When a party has failed to file a costs budget in time and its costs are limited to court fees only there is little incentive on the opposing part to settle in the face of a Part 36 offer.
THE “NEW” RULE
“Cases in which the offeror’s costs have been limited to court fees
36.23.—(1) This rule applies in any case where the offeror is treated as having filed a
costs budget limited to applicable court fees, or is otherwise limited in their recovery of
costs to such fees.
(Rule 3.14 provides that a litigant may be treated as having filed a budget limited to court
fees for failure to file a budget.)

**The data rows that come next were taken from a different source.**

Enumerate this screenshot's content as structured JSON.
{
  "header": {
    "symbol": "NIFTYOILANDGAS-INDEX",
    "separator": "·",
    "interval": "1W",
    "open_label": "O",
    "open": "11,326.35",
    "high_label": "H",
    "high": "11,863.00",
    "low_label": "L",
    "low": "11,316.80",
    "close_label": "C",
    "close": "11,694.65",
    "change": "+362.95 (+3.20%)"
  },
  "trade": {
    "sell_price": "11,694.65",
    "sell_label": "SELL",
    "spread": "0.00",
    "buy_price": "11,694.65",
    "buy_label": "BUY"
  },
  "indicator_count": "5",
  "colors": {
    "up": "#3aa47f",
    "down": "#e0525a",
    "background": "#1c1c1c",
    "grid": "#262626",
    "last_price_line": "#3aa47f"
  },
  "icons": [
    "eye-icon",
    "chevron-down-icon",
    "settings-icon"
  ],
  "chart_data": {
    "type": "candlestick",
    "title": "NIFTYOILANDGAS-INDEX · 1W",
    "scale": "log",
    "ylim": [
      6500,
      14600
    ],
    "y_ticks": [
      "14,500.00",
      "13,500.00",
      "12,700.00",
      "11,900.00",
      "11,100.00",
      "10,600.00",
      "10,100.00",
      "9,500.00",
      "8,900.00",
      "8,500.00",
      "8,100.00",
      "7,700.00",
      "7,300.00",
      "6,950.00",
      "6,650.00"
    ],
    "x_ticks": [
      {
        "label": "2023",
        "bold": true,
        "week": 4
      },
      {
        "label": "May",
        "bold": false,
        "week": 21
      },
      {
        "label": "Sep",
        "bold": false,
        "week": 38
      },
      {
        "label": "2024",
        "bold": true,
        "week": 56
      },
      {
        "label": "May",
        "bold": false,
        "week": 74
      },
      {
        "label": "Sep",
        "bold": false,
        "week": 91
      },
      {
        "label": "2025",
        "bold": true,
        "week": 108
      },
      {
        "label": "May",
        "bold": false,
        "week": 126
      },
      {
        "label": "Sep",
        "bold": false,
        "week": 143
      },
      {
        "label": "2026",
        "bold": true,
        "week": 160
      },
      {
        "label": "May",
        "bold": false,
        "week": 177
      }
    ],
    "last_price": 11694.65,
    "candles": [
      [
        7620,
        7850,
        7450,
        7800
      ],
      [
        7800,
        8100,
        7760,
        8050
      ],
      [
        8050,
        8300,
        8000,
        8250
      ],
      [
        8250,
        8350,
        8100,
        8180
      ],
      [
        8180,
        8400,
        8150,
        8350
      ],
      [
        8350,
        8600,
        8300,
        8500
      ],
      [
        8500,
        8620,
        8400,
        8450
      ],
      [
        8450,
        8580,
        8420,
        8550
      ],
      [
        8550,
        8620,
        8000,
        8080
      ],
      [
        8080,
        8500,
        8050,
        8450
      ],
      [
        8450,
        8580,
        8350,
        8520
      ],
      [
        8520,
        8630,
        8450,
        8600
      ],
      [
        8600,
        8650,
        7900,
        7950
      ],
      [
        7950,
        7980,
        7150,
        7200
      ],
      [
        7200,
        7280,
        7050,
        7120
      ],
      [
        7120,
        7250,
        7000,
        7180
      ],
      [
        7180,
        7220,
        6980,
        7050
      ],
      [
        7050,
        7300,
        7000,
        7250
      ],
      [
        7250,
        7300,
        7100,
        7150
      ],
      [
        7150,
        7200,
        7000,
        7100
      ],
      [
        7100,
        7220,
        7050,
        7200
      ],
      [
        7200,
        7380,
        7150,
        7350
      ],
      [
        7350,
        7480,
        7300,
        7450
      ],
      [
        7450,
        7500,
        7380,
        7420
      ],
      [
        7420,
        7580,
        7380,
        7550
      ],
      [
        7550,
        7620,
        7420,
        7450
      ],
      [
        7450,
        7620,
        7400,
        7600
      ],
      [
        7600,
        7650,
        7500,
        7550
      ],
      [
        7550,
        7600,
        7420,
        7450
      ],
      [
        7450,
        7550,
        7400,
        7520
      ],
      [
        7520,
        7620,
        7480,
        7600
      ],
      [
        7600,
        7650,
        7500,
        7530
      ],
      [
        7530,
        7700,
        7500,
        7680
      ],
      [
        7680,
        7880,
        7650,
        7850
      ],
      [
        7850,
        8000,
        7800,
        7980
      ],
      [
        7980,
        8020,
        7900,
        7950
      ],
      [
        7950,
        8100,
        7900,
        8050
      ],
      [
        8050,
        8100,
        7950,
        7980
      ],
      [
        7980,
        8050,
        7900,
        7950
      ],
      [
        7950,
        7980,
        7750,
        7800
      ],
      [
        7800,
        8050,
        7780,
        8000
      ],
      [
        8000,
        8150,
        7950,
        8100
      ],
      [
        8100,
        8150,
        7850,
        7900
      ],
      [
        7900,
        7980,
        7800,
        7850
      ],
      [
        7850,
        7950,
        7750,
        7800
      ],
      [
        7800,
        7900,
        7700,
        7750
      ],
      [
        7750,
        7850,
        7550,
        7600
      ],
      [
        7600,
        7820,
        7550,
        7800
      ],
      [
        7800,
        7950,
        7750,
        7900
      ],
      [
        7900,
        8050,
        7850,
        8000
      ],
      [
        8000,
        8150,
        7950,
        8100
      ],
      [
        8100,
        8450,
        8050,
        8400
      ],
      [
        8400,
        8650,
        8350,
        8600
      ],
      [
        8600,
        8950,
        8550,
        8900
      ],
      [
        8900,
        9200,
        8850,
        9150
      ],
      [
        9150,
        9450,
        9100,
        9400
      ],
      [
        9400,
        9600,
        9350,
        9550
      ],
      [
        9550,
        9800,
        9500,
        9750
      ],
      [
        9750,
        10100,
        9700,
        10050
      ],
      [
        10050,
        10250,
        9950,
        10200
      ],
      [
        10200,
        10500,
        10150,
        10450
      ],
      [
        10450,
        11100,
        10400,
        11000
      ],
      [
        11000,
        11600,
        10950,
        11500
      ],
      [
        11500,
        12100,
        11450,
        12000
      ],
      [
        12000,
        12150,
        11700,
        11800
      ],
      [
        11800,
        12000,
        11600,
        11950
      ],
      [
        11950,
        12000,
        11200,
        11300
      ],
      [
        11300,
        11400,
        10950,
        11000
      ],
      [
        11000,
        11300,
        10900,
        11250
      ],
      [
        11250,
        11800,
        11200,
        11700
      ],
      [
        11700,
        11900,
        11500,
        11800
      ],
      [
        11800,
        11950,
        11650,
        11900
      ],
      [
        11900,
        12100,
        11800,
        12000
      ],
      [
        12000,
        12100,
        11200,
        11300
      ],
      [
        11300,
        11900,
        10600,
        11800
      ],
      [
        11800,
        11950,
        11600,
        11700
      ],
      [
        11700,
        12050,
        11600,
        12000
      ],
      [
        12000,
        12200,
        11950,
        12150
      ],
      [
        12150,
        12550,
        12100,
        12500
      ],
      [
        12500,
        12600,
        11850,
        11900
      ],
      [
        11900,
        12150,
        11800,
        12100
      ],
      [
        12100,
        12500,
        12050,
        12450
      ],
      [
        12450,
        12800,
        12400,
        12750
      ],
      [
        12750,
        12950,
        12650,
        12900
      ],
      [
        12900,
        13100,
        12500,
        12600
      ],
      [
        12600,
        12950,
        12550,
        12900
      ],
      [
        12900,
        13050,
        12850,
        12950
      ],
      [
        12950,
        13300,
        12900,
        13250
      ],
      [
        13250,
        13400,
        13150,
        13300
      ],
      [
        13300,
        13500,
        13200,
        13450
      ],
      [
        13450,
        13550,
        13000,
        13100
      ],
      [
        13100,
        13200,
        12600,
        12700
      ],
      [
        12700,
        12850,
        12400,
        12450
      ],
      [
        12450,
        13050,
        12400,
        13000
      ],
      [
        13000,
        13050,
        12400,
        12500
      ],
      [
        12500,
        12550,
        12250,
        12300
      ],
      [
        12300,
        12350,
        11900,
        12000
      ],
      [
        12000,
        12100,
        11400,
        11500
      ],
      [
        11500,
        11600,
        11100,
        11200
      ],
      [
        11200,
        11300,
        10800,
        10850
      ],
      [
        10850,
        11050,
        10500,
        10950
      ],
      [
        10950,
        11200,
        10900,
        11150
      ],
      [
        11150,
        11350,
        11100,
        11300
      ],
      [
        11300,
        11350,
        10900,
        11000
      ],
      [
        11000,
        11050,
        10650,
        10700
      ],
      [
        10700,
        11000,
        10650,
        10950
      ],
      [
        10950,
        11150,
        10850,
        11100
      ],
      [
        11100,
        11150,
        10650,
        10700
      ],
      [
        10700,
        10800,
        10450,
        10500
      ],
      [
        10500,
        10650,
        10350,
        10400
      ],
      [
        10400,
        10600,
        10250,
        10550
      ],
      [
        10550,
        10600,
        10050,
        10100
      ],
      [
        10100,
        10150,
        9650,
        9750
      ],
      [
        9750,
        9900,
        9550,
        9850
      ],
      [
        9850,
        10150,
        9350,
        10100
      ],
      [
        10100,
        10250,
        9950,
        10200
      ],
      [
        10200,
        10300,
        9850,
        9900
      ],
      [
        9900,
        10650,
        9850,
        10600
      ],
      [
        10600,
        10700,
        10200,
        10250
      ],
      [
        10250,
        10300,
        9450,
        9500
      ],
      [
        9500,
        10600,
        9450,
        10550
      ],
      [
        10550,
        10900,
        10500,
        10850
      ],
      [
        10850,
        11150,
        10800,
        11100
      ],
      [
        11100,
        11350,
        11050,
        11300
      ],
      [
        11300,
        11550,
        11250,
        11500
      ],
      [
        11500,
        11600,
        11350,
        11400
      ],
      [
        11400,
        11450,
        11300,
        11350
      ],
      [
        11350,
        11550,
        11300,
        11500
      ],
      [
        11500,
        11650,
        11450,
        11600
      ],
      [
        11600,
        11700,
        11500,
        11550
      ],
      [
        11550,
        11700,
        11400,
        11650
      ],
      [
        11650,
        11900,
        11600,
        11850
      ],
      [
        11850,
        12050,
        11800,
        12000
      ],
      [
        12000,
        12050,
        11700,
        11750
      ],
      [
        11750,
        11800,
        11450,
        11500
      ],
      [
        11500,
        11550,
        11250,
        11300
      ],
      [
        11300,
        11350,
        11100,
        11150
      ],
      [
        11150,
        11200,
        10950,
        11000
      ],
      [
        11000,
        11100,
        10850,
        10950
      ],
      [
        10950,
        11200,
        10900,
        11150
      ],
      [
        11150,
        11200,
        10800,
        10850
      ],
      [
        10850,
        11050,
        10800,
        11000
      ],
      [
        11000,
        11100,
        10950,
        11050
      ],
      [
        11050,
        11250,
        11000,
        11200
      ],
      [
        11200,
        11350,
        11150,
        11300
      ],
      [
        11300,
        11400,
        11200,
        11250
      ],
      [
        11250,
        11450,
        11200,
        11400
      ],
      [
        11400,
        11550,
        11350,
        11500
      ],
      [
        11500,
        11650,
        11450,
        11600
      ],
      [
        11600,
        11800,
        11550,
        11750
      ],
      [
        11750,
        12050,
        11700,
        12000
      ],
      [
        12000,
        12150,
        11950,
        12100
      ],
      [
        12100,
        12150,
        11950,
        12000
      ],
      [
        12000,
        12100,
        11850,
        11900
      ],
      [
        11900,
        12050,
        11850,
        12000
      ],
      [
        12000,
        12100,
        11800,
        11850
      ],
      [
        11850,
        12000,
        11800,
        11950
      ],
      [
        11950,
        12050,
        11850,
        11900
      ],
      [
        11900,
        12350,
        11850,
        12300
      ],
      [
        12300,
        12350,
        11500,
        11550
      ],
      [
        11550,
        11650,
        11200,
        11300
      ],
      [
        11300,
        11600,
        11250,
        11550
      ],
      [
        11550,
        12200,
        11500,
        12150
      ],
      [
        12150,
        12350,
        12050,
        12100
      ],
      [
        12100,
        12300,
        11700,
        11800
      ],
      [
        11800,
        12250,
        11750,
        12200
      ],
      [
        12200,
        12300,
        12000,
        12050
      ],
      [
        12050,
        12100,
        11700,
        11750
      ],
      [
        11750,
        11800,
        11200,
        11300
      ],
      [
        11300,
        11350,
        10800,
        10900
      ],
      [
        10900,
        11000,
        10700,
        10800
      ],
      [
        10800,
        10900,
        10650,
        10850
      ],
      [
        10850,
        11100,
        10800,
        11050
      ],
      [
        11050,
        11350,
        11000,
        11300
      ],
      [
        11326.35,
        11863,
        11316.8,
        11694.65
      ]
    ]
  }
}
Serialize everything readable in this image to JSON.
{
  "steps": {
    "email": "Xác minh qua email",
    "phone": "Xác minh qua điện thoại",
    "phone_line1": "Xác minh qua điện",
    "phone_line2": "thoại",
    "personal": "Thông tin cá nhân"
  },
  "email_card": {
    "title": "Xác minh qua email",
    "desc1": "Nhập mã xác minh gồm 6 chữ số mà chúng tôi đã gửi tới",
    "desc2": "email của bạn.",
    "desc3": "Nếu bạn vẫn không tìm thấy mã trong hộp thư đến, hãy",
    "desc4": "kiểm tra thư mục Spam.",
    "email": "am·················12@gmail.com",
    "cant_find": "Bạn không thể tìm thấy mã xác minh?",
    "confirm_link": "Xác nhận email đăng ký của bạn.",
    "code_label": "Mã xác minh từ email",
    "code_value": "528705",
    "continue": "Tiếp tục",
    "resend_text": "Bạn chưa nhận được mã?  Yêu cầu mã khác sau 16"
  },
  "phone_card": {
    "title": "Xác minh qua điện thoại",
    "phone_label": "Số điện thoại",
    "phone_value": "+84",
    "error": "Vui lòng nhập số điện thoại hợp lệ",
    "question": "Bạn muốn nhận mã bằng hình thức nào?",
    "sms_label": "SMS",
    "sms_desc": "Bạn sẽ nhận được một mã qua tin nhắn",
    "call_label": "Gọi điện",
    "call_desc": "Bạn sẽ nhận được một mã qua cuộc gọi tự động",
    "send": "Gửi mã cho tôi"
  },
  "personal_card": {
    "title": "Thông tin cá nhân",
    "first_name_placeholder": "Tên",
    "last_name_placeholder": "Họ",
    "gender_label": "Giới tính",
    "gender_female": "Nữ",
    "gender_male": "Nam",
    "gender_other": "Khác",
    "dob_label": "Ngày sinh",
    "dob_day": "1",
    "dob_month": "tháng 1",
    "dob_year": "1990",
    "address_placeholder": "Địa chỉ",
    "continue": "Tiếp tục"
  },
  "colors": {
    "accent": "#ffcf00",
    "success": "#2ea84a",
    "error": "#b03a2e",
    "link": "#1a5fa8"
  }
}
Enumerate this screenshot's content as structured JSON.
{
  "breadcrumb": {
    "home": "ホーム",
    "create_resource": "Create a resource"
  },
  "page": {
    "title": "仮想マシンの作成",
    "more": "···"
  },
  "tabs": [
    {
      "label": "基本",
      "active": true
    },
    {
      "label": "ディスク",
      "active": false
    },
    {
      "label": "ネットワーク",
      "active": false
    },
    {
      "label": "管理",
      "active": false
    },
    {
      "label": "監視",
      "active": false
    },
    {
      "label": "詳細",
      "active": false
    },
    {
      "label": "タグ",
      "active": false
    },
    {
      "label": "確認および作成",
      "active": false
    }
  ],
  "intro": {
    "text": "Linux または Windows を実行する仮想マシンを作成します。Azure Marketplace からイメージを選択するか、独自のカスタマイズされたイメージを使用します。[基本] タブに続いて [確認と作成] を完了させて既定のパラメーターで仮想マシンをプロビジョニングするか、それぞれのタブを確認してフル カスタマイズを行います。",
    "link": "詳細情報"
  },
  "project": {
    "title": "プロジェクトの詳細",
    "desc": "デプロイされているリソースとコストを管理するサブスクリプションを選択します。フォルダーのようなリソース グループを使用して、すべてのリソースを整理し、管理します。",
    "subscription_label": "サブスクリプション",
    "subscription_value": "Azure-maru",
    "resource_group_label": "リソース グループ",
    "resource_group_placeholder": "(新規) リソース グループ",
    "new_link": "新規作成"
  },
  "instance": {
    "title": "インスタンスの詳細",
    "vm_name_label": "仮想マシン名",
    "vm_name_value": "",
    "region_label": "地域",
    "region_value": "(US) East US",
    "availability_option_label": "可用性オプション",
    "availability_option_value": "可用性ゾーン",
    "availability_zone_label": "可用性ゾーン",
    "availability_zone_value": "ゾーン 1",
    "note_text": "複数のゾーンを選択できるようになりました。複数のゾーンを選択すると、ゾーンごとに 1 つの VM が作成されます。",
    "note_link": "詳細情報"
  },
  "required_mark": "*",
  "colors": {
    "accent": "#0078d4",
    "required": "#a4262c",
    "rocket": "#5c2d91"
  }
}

(2) “Costs” in rules 36.13(5)(b), 36.17(3)(a) and 36.17(4)(b) shall mean—
(a) in respect of those costs subject to any such limitation, 50% of the costs assessed
without reference to the limitation; together with
(b) any other recoverable costs.”
CROSS-REFERENCING AND WHAT IT MEANS
This requires a lot of cross referencing.
(1) 36.13(5)(b) is a reference to where the parties cannot agree the liability for costs and where the court, unless it is unjust to do so, order “the offeree do pay the offeror’s costs for the period from the date of expiry of therelevant period to the date of acceptance”
(2) 36.17(3)(a) is a reference to the costs being ordered to be paid by a claimant to a defendant where a claimant fails to beat a defendant’s offer.
(3) 36.17(4)(b) is a reference to costs ordered to be paid by the defendant to a claimant when the defendant fails to beat the claimant’s offer.
It means, in essence, that a party subject to a nil costs budget can still recover 50% of their fees for the period after a Part 36 offer if the offer is not beaten.
A GOOD PART 36 OFFER MEANS YOU COULD STILL GET HALF YOUR COSTS
This is a clever rule. A party, on a nil budget, can still get half their costs if they make a realistic Part 36 offer and their opponent fails to beat it.This does not undermine the purpose of the sanction (only half the costs can be recovered). It still gives both parties an incentive to settle.
However it highlights the fact that if the defendant had, in fact, filed a budget they would have recovered their costs in full. It is difficult to see a reason for not doing so, even when you suspect teh claimant is impecunious and a defendant will not recover costs even if the action is successfully defended.